• TASK STATEMENT: In the entries below, find each line with the string "JSON" and copy it.
***** DATASET RECORDS *****
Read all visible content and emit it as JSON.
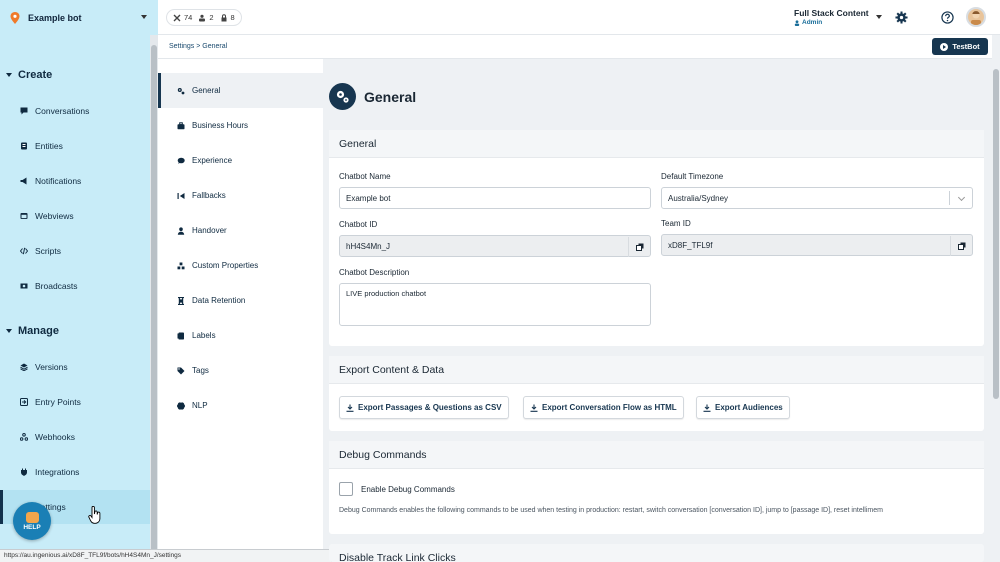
{
  "bot_selector": {
    "name": "Example bot"
  },
  "stats": {
    "passages": "74",
    "users": "2",
    "locks": "8"
  },
  "account": {
    "name": "Full Stack Content",
    "role": "Admin"
  },
  "sidebar": {
    "create_label": "Create",
    "create_items": [
      {
        "label": "Conversations",
        "icon": "chat-icon"
      },
      {
        "label": "Entities",
        "icon": "entity-icon"
      },
      {
        "label": "Notifications",
        "icon": "bullhorn-icon"
      },
      {
        "label": "Webviews",
        "icon": "window-icon"
      },
      {
        "label": "Scripts",
        "icon": "code-icon"
      },
      {
        "label": "Broadcasts",
        "icon": "broadcast-icon"
      }
    ],
    "manage_label": "Manage",
    "manage_items": [
      {
        "label": "Versions",
        "icon": "layers-icon"
      },
      {
        "label": "Entry Points",
        "icon": "entry-icon"
      },
      {
        "label": "Webhooks",
        "icon": "webhook-icon"
      },
      {
        "label": "Integrations",
        "icon": "plug-icon"
      },
      {
        "label": "Settings",
        "icon": "gear-icon",
        "active": true
      }
    ]
  },
  "help_button": {
    "label": "HELP"
  },
  "status_url": "https://au.ingenious.ai/xD8F_TFL9f/bots/hH4S4Mn_J/settings",
  "breadcrumb": {
    "text": "Settings > General"
  },
  "testbot": {
    "label": "TestBot"
  },
  "settings_menu": [
    {
      "label": "General",
      "icon": "gears-icon",
      "active": true
    },
    {
      "label": "Business Hours",
      "icon": "briefcase-icon"
    },
    {
      "label": "Experience",
      "icon": "comment-icon"
    },
    {
      "label": "Fallbacks",
      "icon": "fallback-icon"
    },
    {
      "label": "Handover",
      "icon": "person-icon"
    },
    {
      "label": "Custom Properties",
      "icon": "cubes-icon"
    },
    {
      "label": "Data Retention",
      "icon": "hourglass-icon"
    },
    {
      "label": "Labels",
      "icon": "label-icon"
    },
    {
      "label": "Tags",
      "icon": "tags-icon"
    },
    {
      "label": "NLP",
      "icon": "brain-icon"
    }
  ],
  "page": {
    "title": "General"
  },
  "general_card": {
    "header": "General",
    "chatbot_name_label": "Chatbot Name",
    "chatbot_name_value": "Example bot",
    "timezone_label": "Default Timezone",
    "timezone_value": "Australia/Sydney",
    "chatbot_id_label": "Chatbot ID",
    "chatbot_id_value": "hH4S4Mn_J",
    "team_id_label": "Team ID",
    "team_id_value": "xD8F_TFL9f",
    "description_label": "Chatbot Description",
    "description_value": "LIVE production chatbot"
  },
  "export_card": {
    "header": "Export Content & Data",
    "btn1": "Export Passages & Questions as CSV",
    "btn2": "Export Conversation Flow as HTML",
    "btn3": "Export Audiences"
  },
  "debug_card": {
    "header": "Debug Commands",
    "checkbox_label": "Enable Debug Commands",
    "note": "Debug Commands enables the following commands to be used when testing in production: restart, switch conversation [conversation ID], jump to [passage ID], reset intellimem"
  },
  "track_card": {
    "header": "Disable Track Link Clicks"
  },
  "colors": {
    "nav_bg": "#c8ecf8",
    "primary": "#173650",
    "page_bg": "#eef1f4"
  }
}
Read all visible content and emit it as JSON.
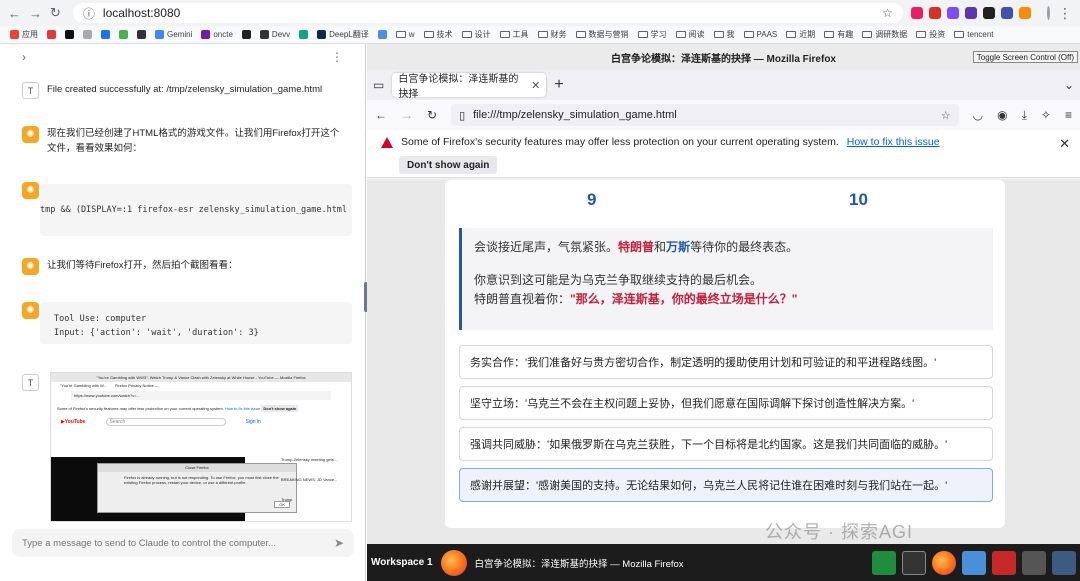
{
  "browser": {
    "url": "localhost:8080",
    "bookmarks": [
      "应用",
      "Gemini",
      "oncte",
      "Devv",
      "DeepL翻译",
      "w",
      "技术",
      "设计",
      "工具",
      "财务",
      "数据与营销",
      "学习",
      "阅读",
      "我",
      "PAAS",
      "近期",
      "有趣",
      "调研数据",
      "投资",
      "tencent"
    ]
  },
  "chat": {
    "messages": [
      {
        "role": "T",
        "text": "File created successfully at: /tmp/zelensky_simulation_game.html"
      },
      {
        "role": "assistant",
        "text": "现在我们已经创建了HTML格式的游戏文件。让我们用Firefox打开这个文件，看看效果如何："
      },
      {
        "role": "code",
        "text": "tmp && (DISPLAY=:1 firefox-esr zelensky_simulation_game.html &)'}"
      },
      {
        "role": "assistant",
        "text": "让我们等待Firefox打开，然后拍个截图看看："
      },
      {
        "role": "tool",
        "text": "Tool Use: computer\nInput: {'action': 'wait', 'duration': 3}"
      },
      {
        "role": "T",
        "text": ""
      }
    ],
    "thumbnail": {
      "window_title": "\"You're Gambling with WW3\": Watch Trump & Vance Clash with Zelensky at White House - YouTube — Mozilla Firefox",
      "tab1": "\"You're Gambling with W...",
      "tab2": "Firefox Privacy Notice —",
      "url": "https://www.youtube.com/watch?v=...",
      "warning": "Some of Firefox's security features may offer less protection on your current operating system.",
      "warning_link": "How to fix this issue",
      "dont_show": "Don't show again",
      "search": "Search",
      "dialog_title": "Close Firefox",
      "dialog_text": "Firefox is already running, but is not responding. To use Firefox, you must first close the existing Firefox process, restart your device, or use a different profile.",
      "dialog_ok": "OK",
      "sign_in": "Sign in",
      "side_items": [
        "Trump-Zelensky meeting gets...",
        "BREAKING NEWS: JD Vance...",
        "Trump"
      ]
    },
    "input_placeholder": "Type a message to send to Claude to control the computer..."
  },
  "firefox": {
    "window_title": "白宫争论模拟：泽连斯基的抉择 — Mozilla Firefox",
    "toggle_button": "Toggle Screen Control (Off)",
    "tab_title": "白宫争论模拟：泽连斯基的抉择",
    "url": "file:///tmp/zelensky_simulation_game.html",
    "warning": "Some of Firefox's security features may offer less protection on your current operating system.",
    "warning_link": "How to fix this issue",
    "dont_show": "Don't show again"
  },
  "game": {
    "stat_left": "9",
    "stat_right": "10",
    "story": {
      "p1_a": "会谈接近尾声，气氛紧张。",
      "trump": "特朗普",
      "and": "和",
      "vance": "万斯",
      "p1_b": "等待你的最终表态。",
      "p2": "你意识到这可能是为乌克兰争取继续支持的最后机会。",
      "p3_a": "特朗普直视着你：",
      "p3_quote": "\"那么，泽连斯基，你的最终立场是什么？\""
    },
    "choices": [
      "务实合作：'我们准备好与贵方密切合作，制定透明的援助使用计划和可验证的和平进程路线图。'",
      "坚守立场：'乌克兰不会在主权问题上妥协，但我们愿意在国际调解下探讨创造性解决方案。'",
      "强调共同威胁：'如果俄罗斯在乌克兰获胜，下一个目标将是北约国家。这是我们共同面临的威胁。'",
      "感谢并展望：'感谢美国的支持。无论结果如何，乌克兰人民将记住谁在困难时刻与我们站在一起。'"
    ]
  },
  "taskbar": {
    "workspace": "Workspace 1",
    "window_title": "白宫争论模拟：泽连斯基的抉择 — Mozilla Firefox"
  },
  "watermark": "公众号 · 探索AGI",
  "colors": {
    "accent_blue": "#1f5aa6",
    "accent_red": "#c41e3a",
    "warn_red": "#d70022"
  }
}
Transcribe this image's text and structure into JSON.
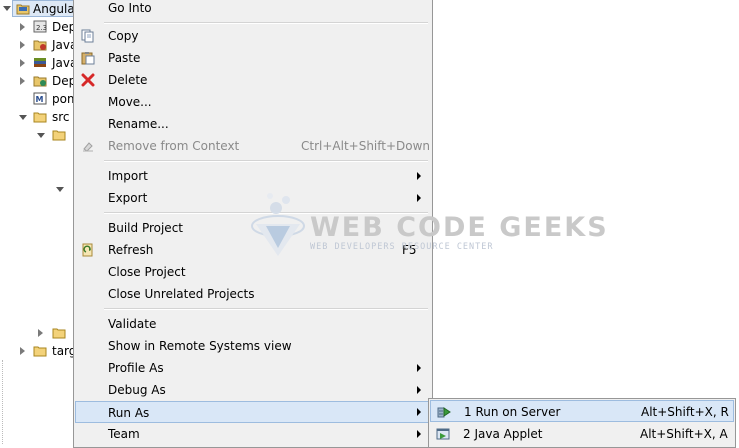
{
  "tree": {
    "items": [
      {
        "label": "Angula",
        "icon": "project-icon"
      },
      {
        "label": "Dep",
        "icon": "dependencies-icon"
      },
      {
        "label": "Java",
        "icon": "java-resources-icon"
      },
      {
        "label": "Java",
        "icon": "java-library-icon"
      },
      {
        "label": "Dep",
        "icon": "deployed-resources-icon"
      },
      {
        "label": "pom",
        "icon": "maven-pom-icon"
      },
      {
        "label": "src",
        "icon": "folder-icon"
      },
      {
        "label": "targ",
        "icon": "folder-icon"
      }
    ]
  },
  "context_menu": {
    "items": [
      {
        "label": "Go Into",
        "accel": "",
        "submenu": false,
        "disabled": false,
        "icon": ""
      },
      {
        "label": "Copy",
        "accel": "",
        "submenu": false,
        "disabled": false,
        "icon": "copy-icon"
      },
      {
        "label": "Paste",
        "accel": "",
        "submenu": false,
        "disabled": false,
        "icon": "paste-icon"
      },
      {
        "label": "Delete",
        "accel": "",
        "submenu": false,
        "disabled": false,
        "icon": "delete-icon"
      },
      {
        "label": "Move...",
        "accel": "",
        "submenu": false,
        "disabled": false,
        "icon": ""
      },
      {
        "label": "Rename...",
        "accel": "",
        "submenu": false,
        "disabled": false,
        "icon": ""
      },
      {
        "label": "Remove from Context",
        "accel": "Ctrl+Alt+Shift+Down",
        "submenu": false,
        "disabled": true,
        "icon": "remove-context-icon"
      },
      {
        "label": "Import",
        "accel": "",
        "submenu": true,
        "disabled": false,
        "icon": ""
      },
      {
        "label": "Export",
        "accel": "",
        "submenu": true,
        "disabled": false,
        "icon": ""
      },
      {
        "label": "Build Project",
        "accel": "",
        "submenu": false,
        "disabled": false,
        "icon": ""
      },
      {
        "label": "Refresh",
        "accel": "F5",
        "submenu": false,
        "disabled": false,
        "icon": "refresh-icon"
      },
      {
        "label": "Close Project",
        "accel": "",
        "submenu": false,
        "disabled": false,
        "icon": ""
      },
      {
        "label": "Close Unrelated Projects",
        "accel": "",
        "submenu": false,
        "disabled": false,
        "icon": ""
      },
      {
        "label": "Validate",
        "accel": "",
        "submenu": false,
        "disabled": false,
        "icon": ""
      },
      {
        "label": "Show in Remote Systems view",
        "accel": "",
        "submenu": false,
        "disabled": false,
        "icon": ""
      },
      {
        "label": "Profile As",
        "accel": "",
        "submenu": true,
        "disabled": false,
        "icon": ""
      },
      {
        "label": "Debug As",
        "accel": "",
        "submenu": true,
        "disabled": false,
        "icon": ""
      },
      {
        "label": "Run As",
        "accel": "",
        "submenu": true,
        "disabled": false,
        "icon": "",
        "highlighted": true
      },
      {
        "label": "Team",
        "accel": "",
        "submenu": true,
        "disabled": false,
        "icon": ""
      }
    ]
  },
  "run_as_submenu": {
    "items": [
      {
        "label": "1 Run on Server",
        "accel": "Alt+Shift+X, R",
        "icon": "run-on-server-icon",
        "highlighted": true
      },
      {
        "label": "2 Java Applet",
        "accel": "Alt+Shift+X, A",
        "icon": "java-applet-icon"
      }
    ]
  },
  "watermark": {
    "title": "WEB CODE GEEKS",
    "subtitle": "WEB DEVELOPERS RESOURCE CENTER"
  },
  "colors": {
    "menu_bg": "#f0f0f0",
    "highlight_bg": "#d9e7f7",
    "highlight_border": "#9dbcdf",
    "delete_red": "#d62828"
  }
}
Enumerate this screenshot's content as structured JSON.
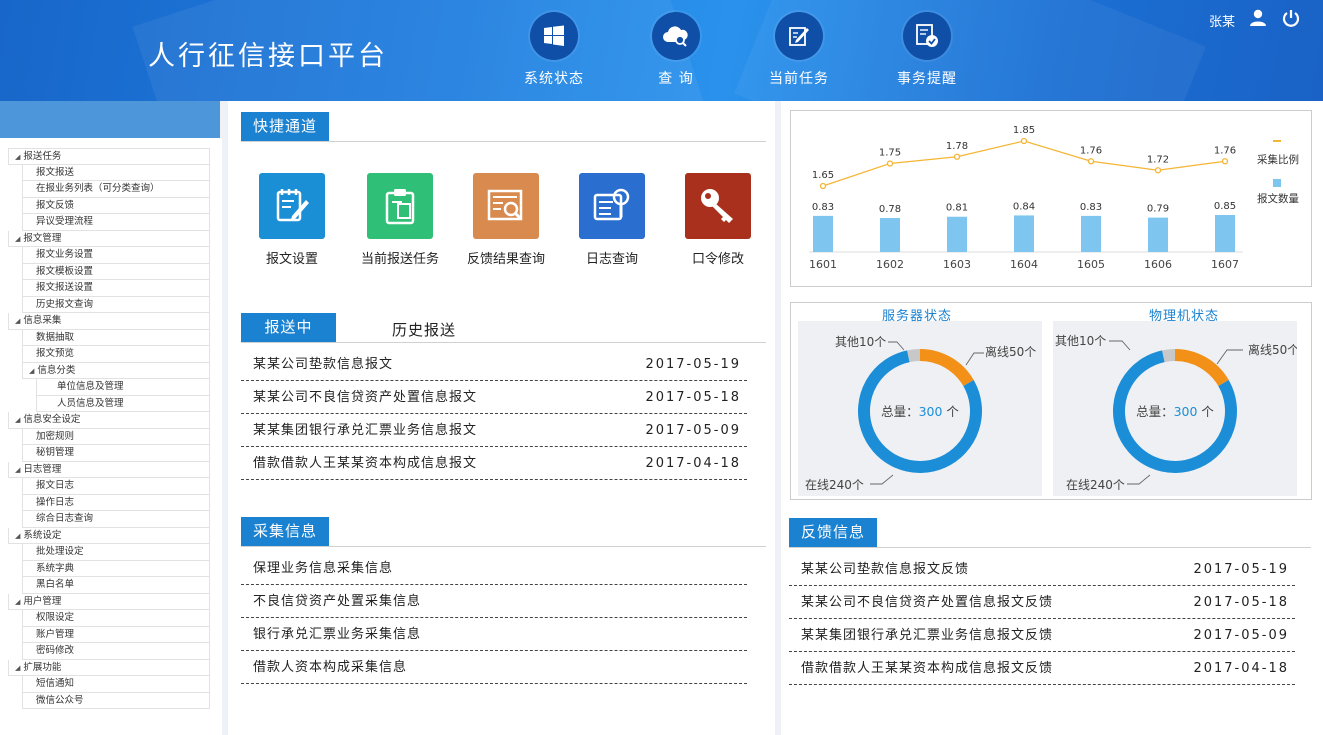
{
  "header": {
    "title": "人行征信接口平台",
    "nav": [
      {
        "label": "系统状态",
        "icon": "windows-icon"
      },
      {
        "label": "查 询",
        "icon": "cloud-search-icon"
      },
      {
        "label": "当前任务",
        "icon": "edit-document-icon"
      },
      {
        "label": "事务提醒",
        "icon": "clock-check-icon"
      }
    ],
    "user_name": "张某"
  },
  "sidebar": {
    "items": [
      {
        "label": "报送任务",
        "level": 0
      },
      {
        "label": "报文报送",
        "level": 1
      },
      {
        "label": "在报业务列表（可分类查询）",
        "level": 1
      },
      {
        "label": "报文反馈",
        "level": 1
      },
      {
        "label": "异议受理流程",
        "level": 1
      },
      {
        "label": "报文管理",
        "level": 0
      },
      {
        "label": "报文业务设置",
        "level": 1
      },
      {
        "label": "报文模板设置",
        "level": 1
      },
      {
        "label": "报文报送设置",
        "level": 1
      },
      {
        "label": "历史报文查询",
        "level": 1
      },
      {
        "label": "信息采集",
        "level": 0
      },
      {
        "label": "数据抽取",
        "level": 1
      },
      {
        "label": "报文预览",
        "level": 1
      },
      {
        "label": "信息分类",
        "level": 1,
        "group": true
      },
      {
        "label": "单位信息及管理",
        "level": 2
      },
      {
        "label": "人员信息及管理",
        "level": 2
      },
      {
        "label": "信息安全设定",
        "level": 0
      },
      {
        "label": "加密规则",
        "level": 1
      },
      {
        "label": "秘钥管理",
        "level": 1
      },
      {
        "label": "日志管理",
        "level": 0
      },
      {
        "label": "报文日志",
        "level": 1
      },
      {
        "label": "操作日志",
        "level": 1
      },
      {
        "label": "综合日志查询",
        "level": 1
      },
      {
        "label": "系统设定",
        "level": 0
      },
      {
        "label": "批处理设定",
        "level": 1
      },
      {
        "label": "系统字典",
        "level": 1
      },
      {
        "label": "黑白名单",
        "level": 1
      },
      {
        "label": "用户管理",
        "level": 0
      },
      {
        "label": "权限设定",
        "level": 1
      },
      {
        "label": "账户管理",
        "level": 1
      },
      {
        "label": "密码修改",
        "level": 1
      },
      {
        "label": "扩展功能",
        "level": 0
      },
      {
        "label": "短信通知",
        "level": 1
      },
      {
        "label": "微信公众号",
        "level": 1
      }
    ]
  },
  "quick": {
    "title": "快捷通道",
    "items": [
      {
        "label": "报文设置",
        "color": "#1b8fd6"
      },
      {
        "label": "当前报送任务",
        "color": "#2fbf76"
      },
      {
        "label": "反馈结果查询",
        "color": "#d98a4e"
      },
      {
        "label": "日志查询",
        "color": "#2a6fcf"
      },
      {
        "label": "口令修改",
        "color": "#a8301c"
      }
    ]
  },
  "reports": {
    "tab_active": "报送中",
    "tab_inactive": "历史报送",
    "rows": [
      {
        "text": "某某公司垫款信息报文",
        "date": "2017-05-19"
      },
      {
        "text": "某某公司不良信贷资产处置信息报文",
        "date": "2017-05-18"
      },
      {
        "text": "某某集团银行承兑汇票业务信息报文",
        "date": "2017-05-09"
      },
      {
        "text": "借款借款人王某某资本构成信息报文",
        "date": "2017-04-18"
      }
    ]
  },
  "collect": {
    "title": "采集信息",
    "rows": [
      "保理业务信息采集信息",
      "不良信贷资产处置采集信息",
      "银行承兑汇票业务采集信息",
      "借款人资本构成采集信息"
    ]
  },
  "feedback": {
    "title": "反馈信息",
    "rows": [
      {
        "text": "某某公司垫款信息报文反馈",
        "date": "2017-05-19"
      },
      {
        "text": "某某公司不良信贷资产处置信息报文反馈",
        "date": "2017-05-18"
      },
      {
        "text": "某某集团银行承兑汇票业务信息报文反馈",
        "date": "2017-05-09"
      },
      {
        "text": "借款借款人王某某资本构成信息报文反馈",
        "date": "2017-04-18"
      }
    ]
  },
  "chart_data": [
    {
      "type": "bar+line",
      "categories": [
        "1601",
        "1602",
        "1603",
        "1604",
        "1605",
        "1606",
        "1607"
      ],
      "series": [
        {
          "name": "采集比例",
          "type": "line",
          "values": [
            1.65,
            1.75,
            1.78,
            1.85,
            1.76,
            1.72,
            1.76
          ],
          "labels": [
            "1.65",
            "1.75",
            "1.78",
            "1.85",
            "1.76",
            "1.72",
            "1.76"
          ],
          "color": "#f5b534"
        },
        {
          "name": "报文数量",
          "type": "bar",
          "values": [
            0.83,
            0.78,
            0.81,
            0.84,
            0.83,
            0.79,
            0.85
          ],
          "labels": [
            "0.83",
            "0.78",
            "0.81",
            "0.84",
            "0.83",
            "0.79",
            "0.85"
          ],
          "color": "#7ec6f0"
        }
      ],
      "legend_position": "right"
    },
    {
      "type": "pie",
      "title": "服务器状态",
      "total_label": "总量：",
      "total_value": "300",
      "total_unit": " 个",
      "slices": [
        {
          "label": "离线50个",
          "value": 50,
          "color": "#f39017"
        },
        {
          "label": "在线240个",
          "value": 240,
          "color": "#1c8ed8"
        },
        {
          "label": "其他10个",
          "value": 10,
          "color": "#c8c8c8"
        }
      ]
    },
    {
      "type": "pie",
      "title": "物理机状态",
      "total_label": "总量：",
      "total_value": "300",
      "total_unit": " 个",
      "slices": [
        {
          "label": "离线50个",
          "value": 50,
          "color": "#f39017"
        },
        {
          "label": "在线240个",
          "value": 240,
          "color": "#1c8ed8"
        },
        {
          "label": "其他10个",
          "value": 10,
          "color": "#c8c8c8"
        }
      ]
    }
  ]
}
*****
• EXERCISE OUTPUT:
Read all visible content and emit it as JSON.
Read all visible content and emit it as JSON.
Transcribe this image's text and structure into JSON.
Enumerate this screenshot's content as structured JSON.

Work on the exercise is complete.